The CLL19 rice, an early-maturing variety, is currently in commercial seed production and could be available to growers soon. Photo by Olivia McClure
The LSU AgCenter H. Rouse Caffey Rice Research Station near Crowley has continued to develop a number of rice varieties that have impressive potential for farmers. The star of the show, though, is Clearfield variety CLL19 — a long-grain rice line in testing since 2018 that has continued to check off a lot of important boxes.
“It's shown extremely high and very stable yields in trials we’ve done throughout Louisiana and in Arkansas, too,” said Adam Famoso, an LSU AgCenter rice breeder. “It’s higher yielding and more stable than what we’ve seen in our previous Clearfield varieties.”
This long-grain variety also has shown promising ratoon crop capacity, improved milling quality and is early maturing, similar to CL111, which decreases the time in the field and potential damage from weather events. It adds very good resistance against blast disease to its other impressive attributes, making it an ideal fit for Louisiana.
CLL19 yielded 60 barrels per acre in multiple seed production fields across Louisiana, Texas and Missouri, which, according to Famoso, is an extremely high number on hundreds of acres.
“That’s pretty exceptional, and I think it really highlights the yield potential,” said Famoso “There’s a lot of excitement, and we think it’s going to be a pretty impactful variety.”

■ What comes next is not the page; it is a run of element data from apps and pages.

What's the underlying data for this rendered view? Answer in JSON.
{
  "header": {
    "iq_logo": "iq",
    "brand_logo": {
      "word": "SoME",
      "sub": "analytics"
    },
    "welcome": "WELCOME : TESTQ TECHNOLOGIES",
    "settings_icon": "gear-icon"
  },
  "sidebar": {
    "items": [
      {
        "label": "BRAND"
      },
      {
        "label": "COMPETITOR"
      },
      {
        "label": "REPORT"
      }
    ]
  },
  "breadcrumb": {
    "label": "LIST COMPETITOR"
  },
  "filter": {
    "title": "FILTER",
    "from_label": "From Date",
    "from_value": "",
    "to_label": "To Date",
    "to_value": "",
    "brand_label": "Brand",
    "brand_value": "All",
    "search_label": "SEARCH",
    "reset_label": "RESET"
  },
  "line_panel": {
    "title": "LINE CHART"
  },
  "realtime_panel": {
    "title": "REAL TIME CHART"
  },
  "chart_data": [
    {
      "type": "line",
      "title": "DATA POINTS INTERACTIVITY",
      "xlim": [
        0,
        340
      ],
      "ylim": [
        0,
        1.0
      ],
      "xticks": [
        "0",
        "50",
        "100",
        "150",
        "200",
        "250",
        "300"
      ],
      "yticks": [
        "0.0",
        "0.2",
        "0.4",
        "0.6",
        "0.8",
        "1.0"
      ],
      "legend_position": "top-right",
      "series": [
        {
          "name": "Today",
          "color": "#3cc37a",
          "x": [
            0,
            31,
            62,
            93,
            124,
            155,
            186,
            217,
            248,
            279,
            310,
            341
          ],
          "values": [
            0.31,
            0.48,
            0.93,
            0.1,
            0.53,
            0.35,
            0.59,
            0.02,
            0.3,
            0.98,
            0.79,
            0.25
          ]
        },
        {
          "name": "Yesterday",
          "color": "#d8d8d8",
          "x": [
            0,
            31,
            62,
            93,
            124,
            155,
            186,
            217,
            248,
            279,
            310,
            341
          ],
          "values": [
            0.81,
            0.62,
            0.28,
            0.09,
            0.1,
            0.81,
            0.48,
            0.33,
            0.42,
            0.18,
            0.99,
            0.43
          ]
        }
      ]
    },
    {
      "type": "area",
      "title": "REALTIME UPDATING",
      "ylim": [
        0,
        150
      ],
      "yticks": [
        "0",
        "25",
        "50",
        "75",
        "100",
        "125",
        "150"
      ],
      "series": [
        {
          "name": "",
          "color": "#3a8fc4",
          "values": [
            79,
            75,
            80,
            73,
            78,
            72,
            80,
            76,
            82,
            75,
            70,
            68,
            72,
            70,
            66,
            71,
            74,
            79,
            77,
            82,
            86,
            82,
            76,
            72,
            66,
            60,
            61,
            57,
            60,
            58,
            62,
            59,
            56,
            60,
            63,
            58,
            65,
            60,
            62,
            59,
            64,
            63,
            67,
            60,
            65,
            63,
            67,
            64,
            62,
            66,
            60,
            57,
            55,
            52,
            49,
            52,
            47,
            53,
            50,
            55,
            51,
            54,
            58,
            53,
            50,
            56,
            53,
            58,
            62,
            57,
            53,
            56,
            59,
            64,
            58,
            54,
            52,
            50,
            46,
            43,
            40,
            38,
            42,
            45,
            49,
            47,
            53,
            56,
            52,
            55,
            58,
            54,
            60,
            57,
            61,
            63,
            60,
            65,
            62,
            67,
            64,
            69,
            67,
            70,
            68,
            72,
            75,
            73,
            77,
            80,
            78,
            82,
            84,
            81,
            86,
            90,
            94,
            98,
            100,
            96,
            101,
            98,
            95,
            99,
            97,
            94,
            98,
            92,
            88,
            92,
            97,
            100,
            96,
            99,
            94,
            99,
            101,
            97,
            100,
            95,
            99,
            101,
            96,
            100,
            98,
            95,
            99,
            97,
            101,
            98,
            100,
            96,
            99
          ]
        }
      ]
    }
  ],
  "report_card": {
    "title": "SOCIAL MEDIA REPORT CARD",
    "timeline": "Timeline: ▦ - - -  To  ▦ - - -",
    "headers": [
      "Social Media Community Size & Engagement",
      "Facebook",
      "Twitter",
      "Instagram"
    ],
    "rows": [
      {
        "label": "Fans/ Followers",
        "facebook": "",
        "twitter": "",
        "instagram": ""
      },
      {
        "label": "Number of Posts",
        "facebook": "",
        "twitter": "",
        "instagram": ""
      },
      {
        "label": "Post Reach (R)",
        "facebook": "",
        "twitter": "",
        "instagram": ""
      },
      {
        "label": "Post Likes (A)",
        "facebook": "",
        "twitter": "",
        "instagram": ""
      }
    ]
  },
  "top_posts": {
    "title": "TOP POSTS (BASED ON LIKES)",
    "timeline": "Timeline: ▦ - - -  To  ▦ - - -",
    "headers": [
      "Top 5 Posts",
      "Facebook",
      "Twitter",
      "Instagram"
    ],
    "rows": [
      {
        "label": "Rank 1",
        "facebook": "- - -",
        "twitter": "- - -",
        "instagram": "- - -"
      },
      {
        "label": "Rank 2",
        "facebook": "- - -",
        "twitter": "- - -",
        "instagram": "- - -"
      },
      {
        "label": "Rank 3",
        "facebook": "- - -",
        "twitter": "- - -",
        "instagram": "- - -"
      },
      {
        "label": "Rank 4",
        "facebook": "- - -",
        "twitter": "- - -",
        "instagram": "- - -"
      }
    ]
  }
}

Even though CLL19 is semi-dwarf, it performed at similar yield levels to standard-height varieties in Arkansas, meaning it might have potential there as well. CLL19 seed will be commercially available in 2024.
Another Clearfield line that may be released soon is CLHA03. It’s a high amylose line, similar to the variety AddiJo, which makes it nonsticky when cooked.
“CLHA03 has good nonstick characteristics for things like parboiling and for some export markets,” said Famoso. “Some of the export markets interested in it are Mexico, Nicaragua, Costa Rica and Honduras.”
Avant is a promising conventional long-grain variety that was introduced into commercial production in 2023.
The crop has a shorter maturity than all existing varieties, had really good yields averaging near 50 barrels per acre and showed good milling properties, according to Famoso.
LA19-2207 is a similar conventional long-grain variety that was in the foundation seed process in 2023. It yielded well and showed very good blast resistance.
“Basically for the first few years LA19-2207 and Avant were neck and neck,” said Famoso. “LA19-2207 yielded right up there with Clearfield lines in 2022, and we’ll try to release it to give the grower some more options in this conventional space.”
The station started a new conventional jasmine line, LA20-2166, that is showing good promise in yield compared to existing jasmine lines CLJ01 and Jazzman1 and could help in the competition with foreign jasmine imports. During foundation seed plantings, it had very good blast resistance and a good grain appearance and aroma, according to Famoso.
“Jasmine rice is a really important domestic market, but since these lines don’t typically yield as much as our other lines, our main driver is to increase yield,” Famoso said. “2166 showed increased yield potential this year, while the other jasmines had some trouble with the heat.”
Provisia variety PVL03, in its second year of commercial production, was the most widely grown variety in Louisiana. It was planted on more than a third of the acreage.
“The yields were very solid this year and the Provisia herbicide system resulted in great weed control and one of the cleanest red rice-free crops we’ve had in many years,” he said..
AgCenter researchers have identified two additional Provisia lines that, after three years of testing, showed a clear yield advantage over PVL03.
“PVL03 has been a very good variety, so we don’t want to replace it unless we’re real confident we have something better,” said Famoso. “But one of those two newer Provisia lines could very likely be released in 2026.”
Famoso said they were excited to see many of the new varieties perform well last year, despite difficult environmental conditions.
“We feel like we have a very solid pipeline of varieties, and every year we're identifying new and improved things,” said Famoso. “We're excited about what we’re going to be able to provide for the future.”